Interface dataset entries

————————

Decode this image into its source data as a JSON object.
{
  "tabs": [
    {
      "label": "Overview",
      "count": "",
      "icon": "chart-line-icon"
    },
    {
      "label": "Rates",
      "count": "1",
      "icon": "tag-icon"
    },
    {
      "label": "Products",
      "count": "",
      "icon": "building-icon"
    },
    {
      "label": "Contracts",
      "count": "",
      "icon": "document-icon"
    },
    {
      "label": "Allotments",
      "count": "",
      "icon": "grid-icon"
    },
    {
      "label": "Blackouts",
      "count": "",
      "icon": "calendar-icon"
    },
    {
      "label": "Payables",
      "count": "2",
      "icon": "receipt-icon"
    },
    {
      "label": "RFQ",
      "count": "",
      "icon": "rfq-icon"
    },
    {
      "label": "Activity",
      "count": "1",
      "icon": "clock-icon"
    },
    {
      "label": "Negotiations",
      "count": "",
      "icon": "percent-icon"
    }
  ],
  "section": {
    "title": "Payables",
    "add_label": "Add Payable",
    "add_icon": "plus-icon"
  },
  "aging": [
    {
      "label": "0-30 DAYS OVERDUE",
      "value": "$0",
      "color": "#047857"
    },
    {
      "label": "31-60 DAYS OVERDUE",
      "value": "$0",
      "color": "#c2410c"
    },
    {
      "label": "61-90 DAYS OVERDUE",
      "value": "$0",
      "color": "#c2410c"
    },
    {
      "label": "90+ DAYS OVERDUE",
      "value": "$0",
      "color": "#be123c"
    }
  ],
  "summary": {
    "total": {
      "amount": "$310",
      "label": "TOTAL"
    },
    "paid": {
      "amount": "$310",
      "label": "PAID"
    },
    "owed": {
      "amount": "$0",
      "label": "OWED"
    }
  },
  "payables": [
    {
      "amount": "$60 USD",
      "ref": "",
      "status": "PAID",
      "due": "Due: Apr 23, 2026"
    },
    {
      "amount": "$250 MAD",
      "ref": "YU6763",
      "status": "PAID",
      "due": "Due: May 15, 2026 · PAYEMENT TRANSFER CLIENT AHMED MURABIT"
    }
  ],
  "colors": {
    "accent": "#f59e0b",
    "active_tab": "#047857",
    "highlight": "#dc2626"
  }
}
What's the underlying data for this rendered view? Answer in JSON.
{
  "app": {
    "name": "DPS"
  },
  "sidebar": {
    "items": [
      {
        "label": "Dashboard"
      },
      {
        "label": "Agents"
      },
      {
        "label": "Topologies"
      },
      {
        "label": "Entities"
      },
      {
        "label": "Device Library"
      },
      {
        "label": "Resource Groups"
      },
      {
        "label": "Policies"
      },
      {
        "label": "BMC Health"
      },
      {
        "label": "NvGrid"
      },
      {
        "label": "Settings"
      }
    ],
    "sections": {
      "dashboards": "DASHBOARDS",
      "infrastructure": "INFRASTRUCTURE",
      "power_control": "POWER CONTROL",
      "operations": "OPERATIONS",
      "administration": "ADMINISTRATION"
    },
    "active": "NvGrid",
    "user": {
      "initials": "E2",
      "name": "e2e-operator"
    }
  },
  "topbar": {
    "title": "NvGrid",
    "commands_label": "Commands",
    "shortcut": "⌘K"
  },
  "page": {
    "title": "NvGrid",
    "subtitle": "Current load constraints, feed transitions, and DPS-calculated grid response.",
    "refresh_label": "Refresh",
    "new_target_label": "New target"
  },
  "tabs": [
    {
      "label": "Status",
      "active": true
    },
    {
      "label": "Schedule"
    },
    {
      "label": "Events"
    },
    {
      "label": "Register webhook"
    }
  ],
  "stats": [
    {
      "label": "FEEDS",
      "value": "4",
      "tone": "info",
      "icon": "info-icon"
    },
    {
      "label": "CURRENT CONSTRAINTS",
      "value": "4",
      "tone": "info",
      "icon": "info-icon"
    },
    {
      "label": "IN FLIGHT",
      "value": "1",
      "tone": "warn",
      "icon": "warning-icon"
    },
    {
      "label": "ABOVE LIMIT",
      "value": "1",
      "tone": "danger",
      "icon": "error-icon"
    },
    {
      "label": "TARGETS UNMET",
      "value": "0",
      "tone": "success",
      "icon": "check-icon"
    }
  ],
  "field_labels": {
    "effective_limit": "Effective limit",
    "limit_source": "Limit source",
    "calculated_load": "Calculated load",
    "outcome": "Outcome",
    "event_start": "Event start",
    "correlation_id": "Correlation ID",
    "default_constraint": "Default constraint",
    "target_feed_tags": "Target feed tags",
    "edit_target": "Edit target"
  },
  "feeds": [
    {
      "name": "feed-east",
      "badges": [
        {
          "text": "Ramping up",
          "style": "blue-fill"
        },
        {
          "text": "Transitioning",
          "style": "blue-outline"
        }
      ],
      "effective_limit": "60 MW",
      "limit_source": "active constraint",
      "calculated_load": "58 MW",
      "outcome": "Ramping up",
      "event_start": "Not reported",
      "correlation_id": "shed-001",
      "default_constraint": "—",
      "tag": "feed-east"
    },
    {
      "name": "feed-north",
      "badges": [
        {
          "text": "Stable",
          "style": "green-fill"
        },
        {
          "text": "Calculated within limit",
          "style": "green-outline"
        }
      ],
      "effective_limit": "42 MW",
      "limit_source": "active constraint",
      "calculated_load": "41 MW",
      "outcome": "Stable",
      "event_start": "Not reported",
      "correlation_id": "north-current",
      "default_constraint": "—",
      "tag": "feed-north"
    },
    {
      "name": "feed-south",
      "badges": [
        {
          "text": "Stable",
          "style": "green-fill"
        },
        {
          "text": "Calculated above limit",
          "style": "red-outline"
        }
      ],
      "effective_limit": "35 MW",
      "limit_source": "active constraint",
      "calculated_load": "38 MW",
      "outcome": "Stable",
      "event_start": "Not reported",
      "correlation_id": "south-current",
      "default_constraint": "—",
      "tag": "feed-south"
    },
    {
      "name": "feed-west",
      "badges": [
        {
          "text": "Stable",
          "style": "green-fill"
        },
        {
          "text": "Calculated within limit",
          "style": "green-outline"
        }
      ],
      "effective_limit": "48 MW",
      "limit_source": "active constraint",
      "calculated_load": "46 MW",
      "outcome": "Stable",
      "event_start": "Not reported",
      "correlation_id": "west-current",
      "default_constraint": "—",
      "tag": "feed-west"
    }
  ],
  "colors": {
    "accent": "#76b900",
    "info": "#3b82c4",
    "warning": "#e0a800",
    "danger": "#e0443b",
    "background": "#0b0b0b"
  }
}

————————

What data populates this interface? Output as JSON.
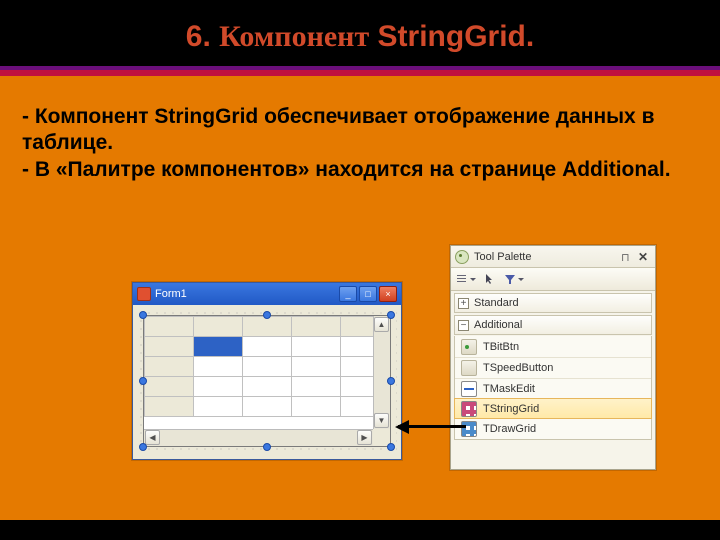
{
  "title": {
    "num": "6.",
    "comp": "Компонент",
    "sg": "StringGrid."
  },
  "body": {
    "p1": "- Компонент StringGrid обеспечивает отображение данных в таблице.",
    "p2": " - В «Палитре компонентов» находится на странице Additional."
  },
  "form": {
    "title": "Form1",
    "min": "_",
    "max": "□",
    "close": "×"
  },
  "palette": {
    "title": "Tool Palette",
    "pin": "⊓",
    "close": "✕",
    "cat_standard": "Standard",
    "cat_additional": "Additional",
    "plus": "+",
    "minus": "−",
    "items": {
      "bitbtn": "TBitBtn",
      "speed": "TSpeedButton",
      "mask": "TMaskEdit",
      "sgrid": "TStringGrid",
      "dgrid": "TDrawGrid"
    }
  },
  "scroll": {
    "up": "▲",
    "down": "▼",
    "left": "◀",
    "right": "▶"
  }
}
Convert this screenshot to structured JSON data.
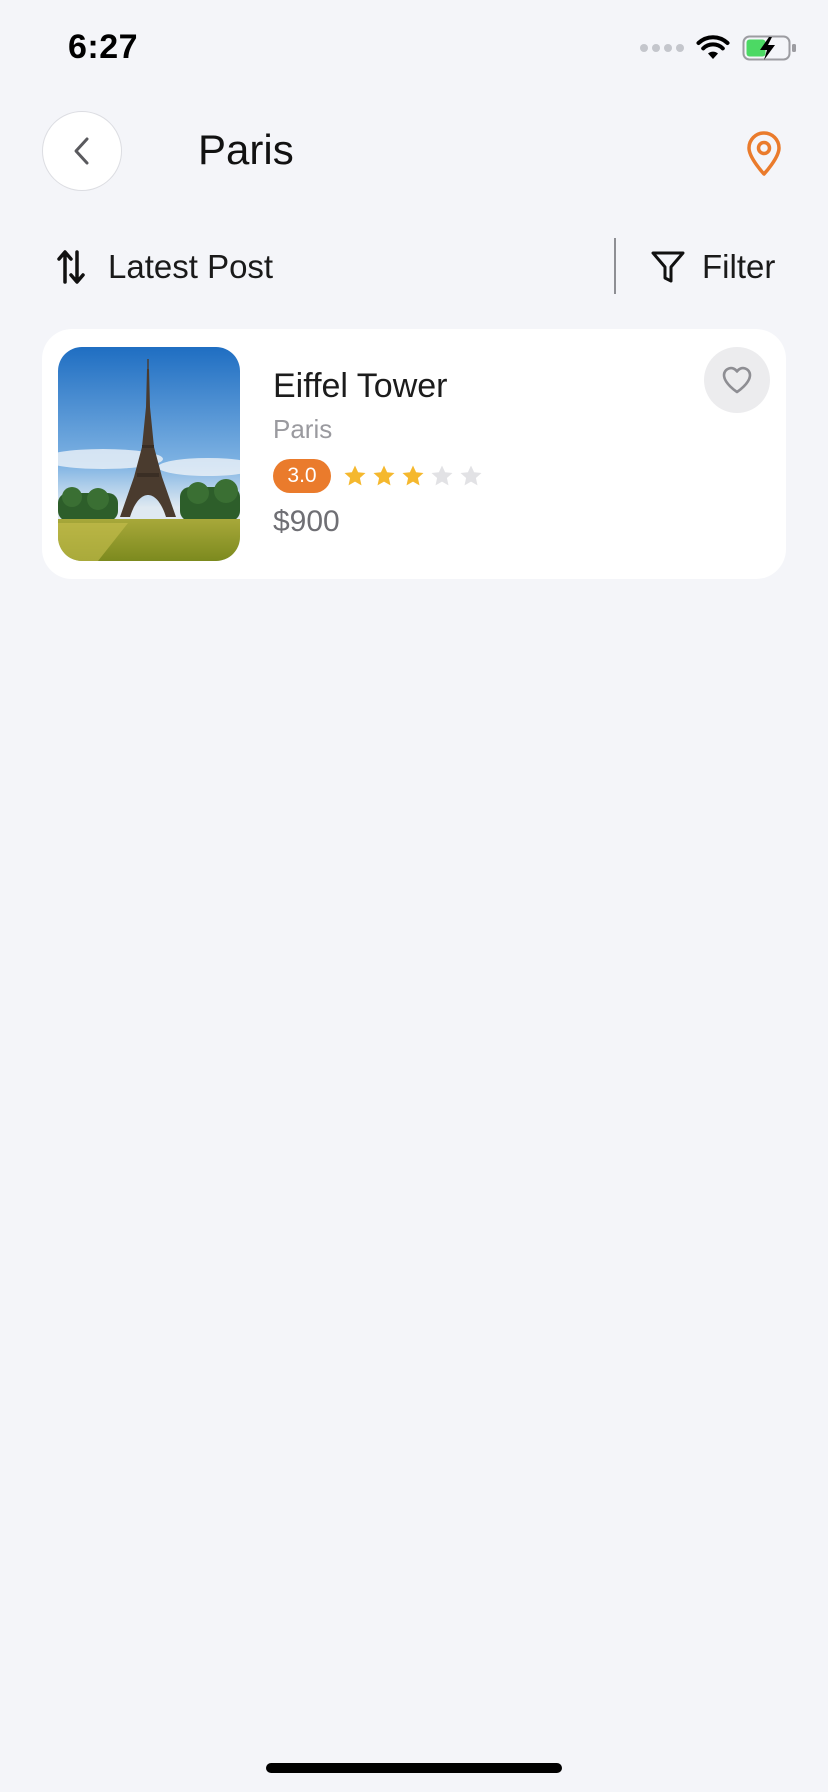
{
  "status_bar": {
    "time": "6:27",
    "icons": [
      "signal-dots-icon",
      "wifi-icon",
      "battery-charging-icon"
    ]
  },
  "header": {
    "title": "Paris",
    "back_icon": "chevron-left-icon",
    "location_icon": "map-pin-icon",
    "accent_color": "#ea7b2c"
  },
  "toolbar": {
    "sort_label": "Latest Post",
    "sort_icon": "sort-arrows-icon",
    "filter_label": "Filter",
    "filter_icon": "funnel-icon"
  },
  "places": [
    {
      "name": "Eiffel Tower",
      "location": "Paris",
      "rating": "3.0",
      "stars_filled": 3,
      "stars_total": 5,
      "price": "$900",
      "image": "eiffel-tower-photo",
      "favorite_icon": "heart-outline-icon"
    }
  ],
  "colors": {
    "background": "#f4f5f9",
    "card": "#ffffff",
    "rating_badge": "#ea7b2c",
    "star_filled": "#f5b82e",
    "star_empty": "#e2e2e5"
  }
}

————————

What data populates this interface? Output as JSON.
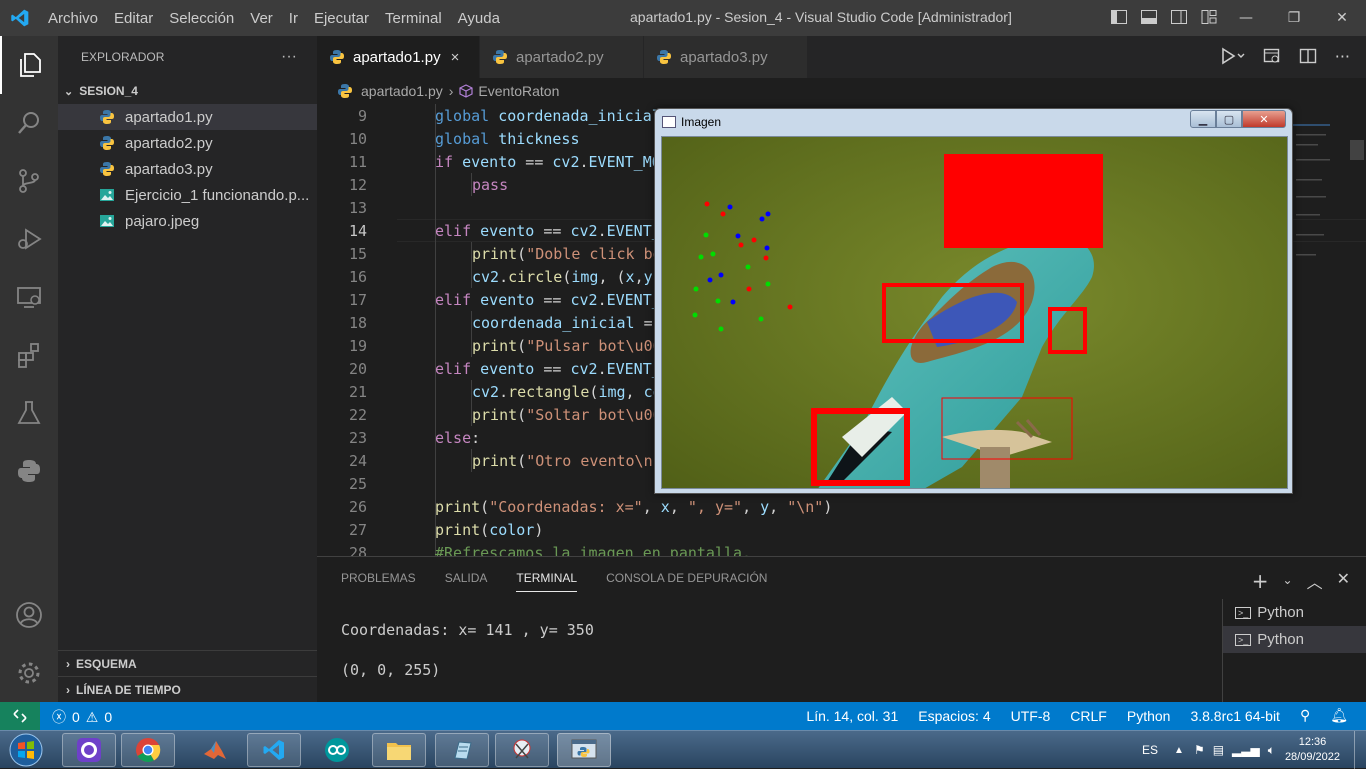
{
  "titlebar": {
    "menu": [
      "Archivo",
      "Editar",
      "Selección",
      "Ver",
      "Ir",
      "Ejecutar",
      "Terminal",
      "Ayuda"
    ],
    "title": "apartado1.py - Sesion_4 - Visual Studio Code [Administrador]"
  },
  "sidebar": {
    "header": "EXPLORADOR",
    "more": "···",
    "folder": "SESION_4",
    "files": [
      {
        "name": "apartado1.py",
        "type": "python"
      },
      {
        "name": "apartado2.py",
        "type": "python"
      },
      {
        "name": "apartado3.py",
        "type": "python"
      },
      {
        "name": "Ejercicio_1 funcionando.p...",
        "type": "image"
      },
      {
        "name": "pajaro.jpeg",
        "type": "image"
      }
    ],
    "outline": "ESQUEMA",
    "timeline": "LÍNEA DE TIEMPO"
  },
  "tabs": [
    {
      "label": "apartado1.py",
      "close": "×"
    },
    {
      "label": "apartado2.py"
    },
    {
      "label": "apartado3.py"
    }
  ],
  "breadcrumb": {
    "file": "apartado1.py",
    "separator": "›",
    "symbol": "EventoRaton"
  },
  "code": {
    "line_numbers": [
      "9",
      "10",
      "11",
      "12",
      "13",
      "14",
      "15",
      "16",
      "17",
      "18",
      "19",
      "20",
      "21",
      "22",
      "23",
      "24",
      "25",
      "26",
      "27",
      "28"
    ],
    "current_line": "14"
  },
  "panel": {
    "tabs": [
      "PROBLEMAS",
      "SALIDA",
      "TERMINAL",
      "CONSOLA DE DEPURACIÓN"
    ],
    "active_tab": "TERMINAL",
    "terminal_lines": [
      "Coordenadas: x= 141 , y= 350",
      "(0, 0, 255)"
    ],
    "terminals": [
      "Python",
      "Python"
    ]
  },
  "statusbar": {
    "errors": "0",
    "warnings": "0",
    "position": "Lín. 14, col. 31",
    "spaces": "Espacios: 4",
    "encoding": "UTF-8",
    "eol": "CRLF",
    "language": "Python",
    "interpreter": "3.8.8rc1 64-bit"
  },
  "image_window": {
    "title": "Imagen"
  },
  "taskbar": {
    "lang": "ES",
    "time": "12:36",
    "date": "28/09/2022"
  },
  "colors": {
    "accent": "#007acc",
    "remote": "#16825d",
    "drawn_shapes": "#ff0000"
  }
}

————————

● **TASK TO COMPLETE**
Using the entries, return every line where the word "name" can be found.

● **WRITTEN RESPONSE**
    "name": "DPS"
      "name": "e2e-operator"
      "name": "feed-east",
      "name": "feed-north",
      "name": "feed-south",
      "name": "feed-west",
      "name": "Eiffel Tower",
        "name": "apartado1.py",
        "name": "apartado2.py",
        "name": "apartado3.py",
        "name": "Ejercicio_1 funcionando.p...",
        "name": "pajaro.jpeg",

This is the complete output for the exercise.